Patterns and adaptive trends of life forms, life strategies and ecomorphological structures in tropical epiphytic bryophytes a pantropical synopsis
Kürschner, Harald; Frey, Wolfgang; Parolly, Gerald

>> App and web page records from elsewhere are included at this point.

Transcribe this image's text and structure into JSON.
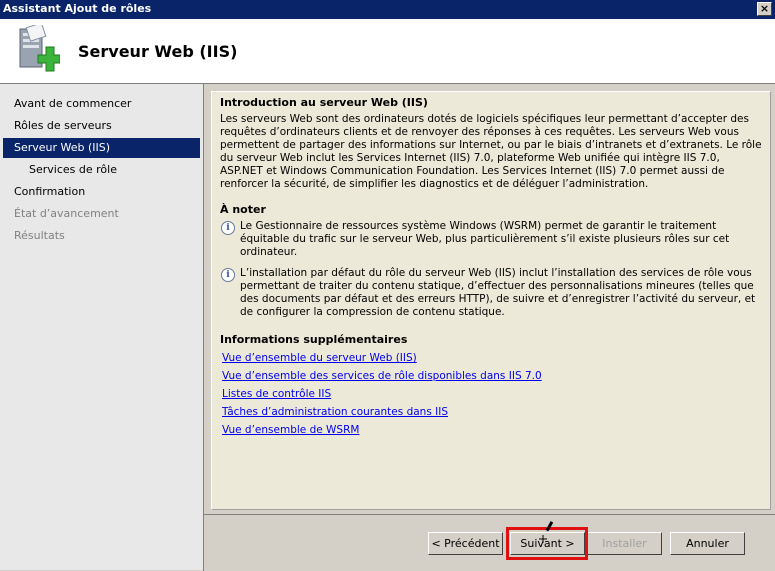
{
  "window": {
    "title": "Assistant Ajout de rôles",
    "close_label": "×"
  },
  "header": {
    "title": "Serveur Web (IIS)",
    "icon": "server-add-icon"
  },
  "nav": {
    "items": [
      {
        "label": "Avant de commencer",
        "state": "normal"
      },
      {
        "label": "Rôles de serveurs",
        "state": "normal"
      },
      {
        "label": "Serveur Web (IIS)",
        "state": "active"
      },
      {
        "label": "Services de rôle",
        "state": "sub"
      },
      {
        "label": "Confirmation",
        "state": "normal"
      },
      {
        "label": "État d’avancement",
        "state": "disabled"
      },
      {
        "label": "Résultats",
        "state": "disabled"
      }
    ]
  },
  "content": {
    "intro_heading": "Introduction au serveur Web (IIS)",
    "intro_text": "Les serveurs Web sont des ordinateurs dotés de logiciels spécifiques leur permettant d’accepter des requêtes d’ordinateurs clients et de renvoyer des réponses à ces requêtes. Les serveurs Web vous permettent de partager des informations sur Internet, ou par le biais d’intranets et d’extranets. Le rôle du serveur Web inclut les Services Internet (IIS) 7.0, plateforme Web unifiée qui intègre IIS 7.0, ASP.NET et Windows Communication Foundation. Les Services Internet (IIS) 7.0 permet aussi de renforcer la sécurité, de simplifier les diagnostics et de déléguer l’administration.",
    "note_heading": "À noter",
    "notes": [
      "Le Gestionnaire de ressources système Windows (WSRM) permet de garantir le traitement équitable du trafic sur le serveur Web, plus particulièrement s’il existe plusieurs rôles sur cet ordinateur.",
      "L’installation par défaut du rôle du serveur Web (IIS) inclut l’installation des services de rôle vous permettant de traiter du contenu statique, d’effectuer des personnalisations mineures (telles que des documents par défaut et des erreurs HTTP), de suivre et d’enregistrer l’activité du serveur, et de configurer la compression de contenu statique."
    ],
    "info_heading": "Informations supplémentaires",
    "links": [
      "Vue d’ensemble du serveur Web (IIS)",
      "Vue d’ensemble des services de rôle disponibles dans IIS 7.0",
      "Listes de contrôle IIS",
      "Tâches d’administration courantes dans IIS",
      "Vue d’ensemble de WSRM"
    ]
  },
  "buttons": {
    "previous": "< Précédent",
    "next": "Suivant >",
    "install": "Installer",
    "cancel": "Annuler"
  },
  "colors": {
    "titlebar": "#0a246a",
    "highlight_box": "#e01010",
    "link": "#0000ee"
  }
}
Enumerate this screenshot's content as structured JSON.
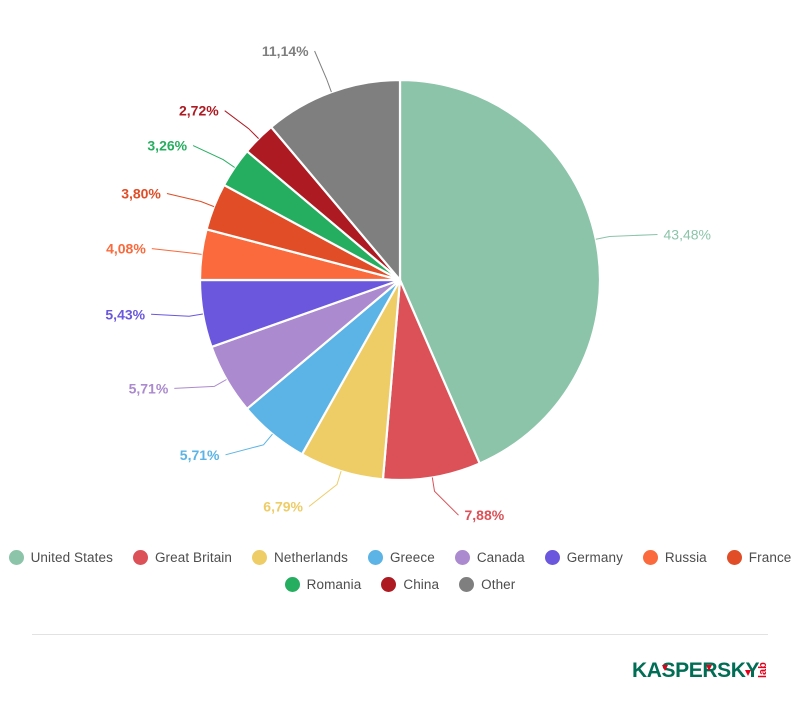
{
  "chart_data": {
    "type": "pie",
    "title": "",
    "categories": [
      "United States",
      "Great Britain",
      "Netherlands",
      "Greece",
      "Canada",
      "Germany",
      "Russia",
      "France",
      "Romania",
      "China",
      "Other"
    ],
    "values": [
      43.48,
      7.88,
      6.79,
      5.71,
      5.71,
      5.43,
      4.08,
      3.8,
      3.26,
      2.72,
      11.14
    ],
    "value_labels": [
      "43,48%",
      "7,88%",
      "6,79%",
      "5,71%",
      "5,71%",
      "5,43%",
      "4,08%",
      "3,80%",
      "3,26%",
      "2,72%",
      "11,14%"
    ],
    "unit": "%",
    "legend_position": "bottom",
    "start_angle_deg": 0,
    "direction": "clockwise",
    "colors": [
      "#8bc4a8",
      "#db5157",
      "#eecc66",
      "#5bb4e5",
      "#ab8acf",
      "#6a57de",
      "#fa6a3c",
      "#e04d26",
      "#26ae60",
      "#ad1a22",
      "#7f7f7f"
    ]
  },
  "legend": {
    "rows": [
      [
        {
          "label": "United States",
          "color": "#8bc4a8"
        },
        {
          "label": "Great Britain",
          "color": "#db5157"
        },
        {
          "label": "Netherlands",
          "color": "#eecc66"
        },
        {
          "label": "Greece",
          "color": "#5bb4e5"
        },
        {
          "label": "Canada",
          "color": "#ab8acf"
        },
        {
          "label": "Germany",
          "color": "#6a57de"
        },
        {
          "label": "Russia",
          "color": "#fa6a3c"
        },
        {
          "label": "France",
          "color": "#e04d26"
        }
      ],
      [
        {
          "label": "Romania",
          "color": "#26ae60"
        },
        {
          "label": "China",
          "color": "#ad1a22"
        },
        {
          "label": "Other",
          "color": "#7f7f7f"
        }
      ]
    ]
  },
  "branding": {
    "logo_name": "kaspersky-lab-logo",
    "wordmark": "KASPERSKY",
    "suffix": "lab",
    "wordmark_color": "#006d55",
    "accent_color": "#e3001b"
  }
}
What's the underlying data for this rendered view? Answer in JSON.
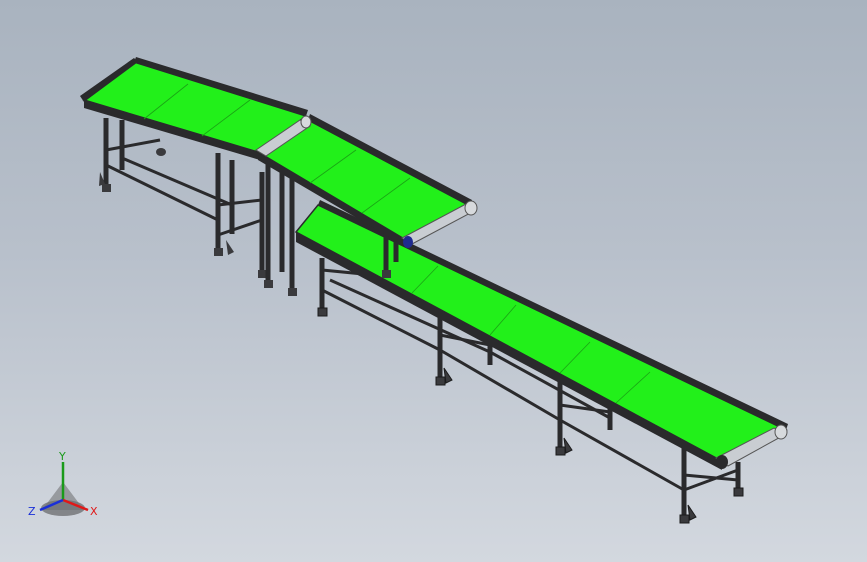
{
  "viewport": {
    "background_top": "#a9b3bf",
    "background_bottom": "#d3d8df"
  },
  "model": {
    "description_icon": "belt-conveyor-assembly",
    "belt_color": "#22f01a",
    "frame_color": "#2a2a2c",
    "roller_color": "#c9cdd2"
  },
  "triad": {
    "x_label": "X",
    "y_label": "Y",
    "z_label": "Z",
    "x_color": "#e01818",
    "y_color": "#1a9a1a",
    "z_color": "#1a2fd8"
  }
}
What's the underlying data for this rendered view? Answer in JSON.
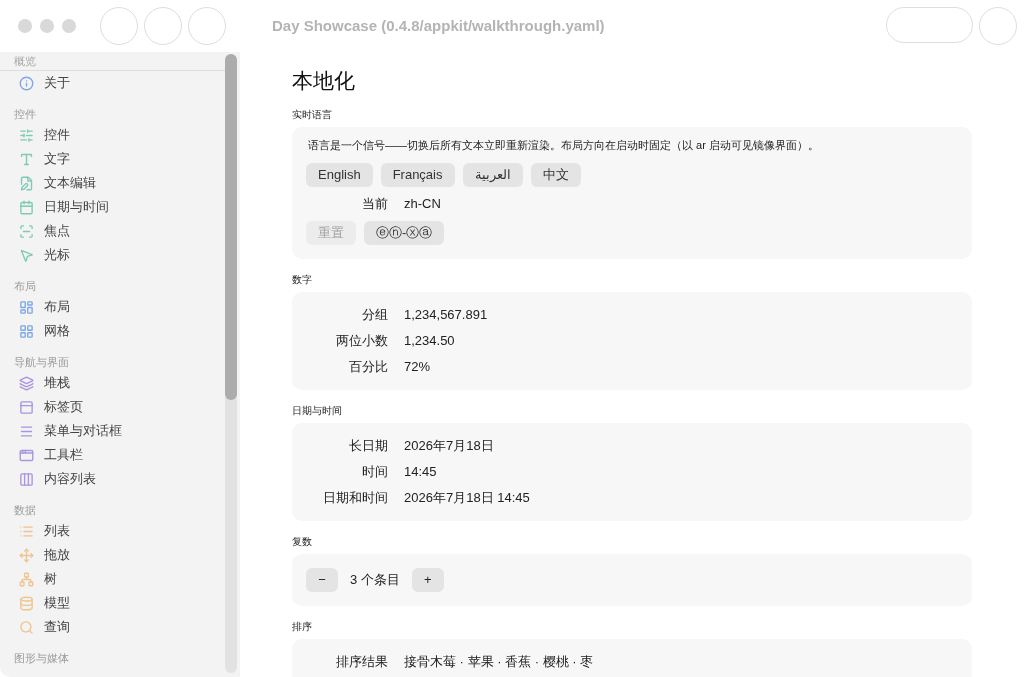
{
  "window": {
    "title": "Day Showcase (0.4.8/appkit/walkthrough.yaml)"
  },
  "sidebar": {
    "groups": [
      {
        "heading": "概览",
        "items": [
          {
            "label": "关于"
          }
        ]
      },
      {
        "heading": "控件",
        "items": [
          {
            "label": "控件"
          },
          {
            "label": "文字"
          },
          {
            "label": "文本编辑"
          },
          {
            "label": "日期与时间"
          },
          {
            "label": "焦点"
          },
          {
            "label": "光标"
          }
        ]
      },
      {
        "heading": "布局",
        "items": [
          {
            "label": "布局"
          },
          {
            "label": "网格"
          }
        ]
      },
      {
        "heading": "导航与界面",
        "items": [
          {
            "label": "堆栈"
          },
          {
            "label": "标签页"
          },
          {
            "label": "菜单与对话框"
          },
          {
            "label": "工具栏"
          },
          {
            "label": "内容列表"
          }
        ]
      },
      {
        "heading": "数据",
        "items": [
          {
            "label": "列表"
          },
          {
            "label": "拖放"
          },
          {
            "label": "树"
          },
          {
            "label": "模型"
          },
          {
            "label": "查询"
          }
        ]
      },
      {
        "heading": "图形与媒体"
      }
    ]
  },
  "page": {
    "title": "本地化",
    "sections": [
      {
        "label": "实时语言",
        "rows": [
          {
            "kind": "text",
            "text": "语言是一个信号——切换后所有文本立即重新渲染。布局方向在启动时固定（以 ar 启动可见镜像界面）。"
          },
          {
            "kind": "buttons",
            "buttons": [
              {
                "label": "English",
                "disabled": false
              },
              {
                "label": "Français",
                "disabled": false
              },
              {
                "label": "العربية",
                "disabled": false
              },
              {
                "label": "中文",
                "disabled": false
              }
            ]
          },
          {
            "kind": "field",
            "label": "当前",
            "value": "zh-CN"
          },
          {
            "kind": "buttons",
            "buttons": [
              {
                "label": "重置",
                "disabled": true
              },
              {
                "label": "ⓔⓝ-ⓧⓐ",
                "disabled": false
              }
            ]
          }
        ]
      },
      {
        "label": "数字",
        "rows": [
          {
            "kind": "field",
            "label": "分组",
            "value": "1,234,567.891"
          },
          {
            "kind": "field",
            "label": "两位小数",
            "value": "1,234.50"
          },
          {
            "kind": "field",
            "label": "百分比",
            "value": "72%"
          }
        ]
      },
      {
        "label": "日期与时间",
        "rows": [
          {
            "kind": "field",
            "label": "长日期",
            "value": "2026年7月18日"
          },
          {
            "kind": "field",
            "label": "时间",
            "value": "14:45"
          },
          {
            "kind": "field",
            "label": "日期和时间",
            "value": "2026年7月18日 14:45"
          }
        ]
      },
      {
        "label": "复数",
        "rows": [
          {
            "kind": "stepper",
            "minus": "−",
            "value": "3 个条目",
            "plus": "+"
          }
        ]
      },
      {
        "label": "排序",
        "rows": [
          {
            "kind": "field",
            "label": "排序结果",
            "value": "接骨木莓 · 苹果 · 香蕉 · 樱桃 · 枣"
          }
        ]
      }
    ]
  }
}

This first pantropical survey of distributional patterns of life forms, life strategies, and ecomorphological structures of trunk-epiphytic bryophytes along altitudinal transects in Southeast Asia, Africa, and South America, clearly revealed distinct common adaptive trends which occur regardless of familial relationships and differing species assemblages of the communities. They can be summarized as "functional types" characterizing the different communities of the altitudinal belts. Mat forming "passive" Perennial stayers and Perennial shuttle species with a uniform common "basic architecture" dominate the communities of the tropical lowland and submontane belt. This "functional type" is replaced in the cooler and more humid montane rain forests mainly by fan and weft forming "vegetative" Perennial stayers and Perennial shuttle species with an increased reliance on propagules and clonal growth for population maintenance. They show various ecomorphological structures for an effective and rapid condensation of water vapour from the fogs (e. g., fog-stripping by ciliate leaves), and for water storage and conduction. Within the more open, upper montane forests and oreal ericaceous woodland, where the epiphytes grow under increasingly xeric conditions, short turf, tall turf and cushion forming "generative" Perennial stayers and Perennial shuttle species predominate, characterized additionally by structures such as an abundant rhizoid tomentum and the development of an internal central strand. A third main life strategy category, the Colonists strategy, clearly is of no importance in undisturbed epiphytic communities of the tropics and is, if present, restricted to secondary forests. It can be seen as an indicator of disturbance. These adaptive trends occur worldwide and impressively demonstrate that life forms, life strategies and ecomorphological structures of tropical trunk-epiphytic bryophytes are co-evolved adaptive traits that evolved convergently under similar environmental pressures.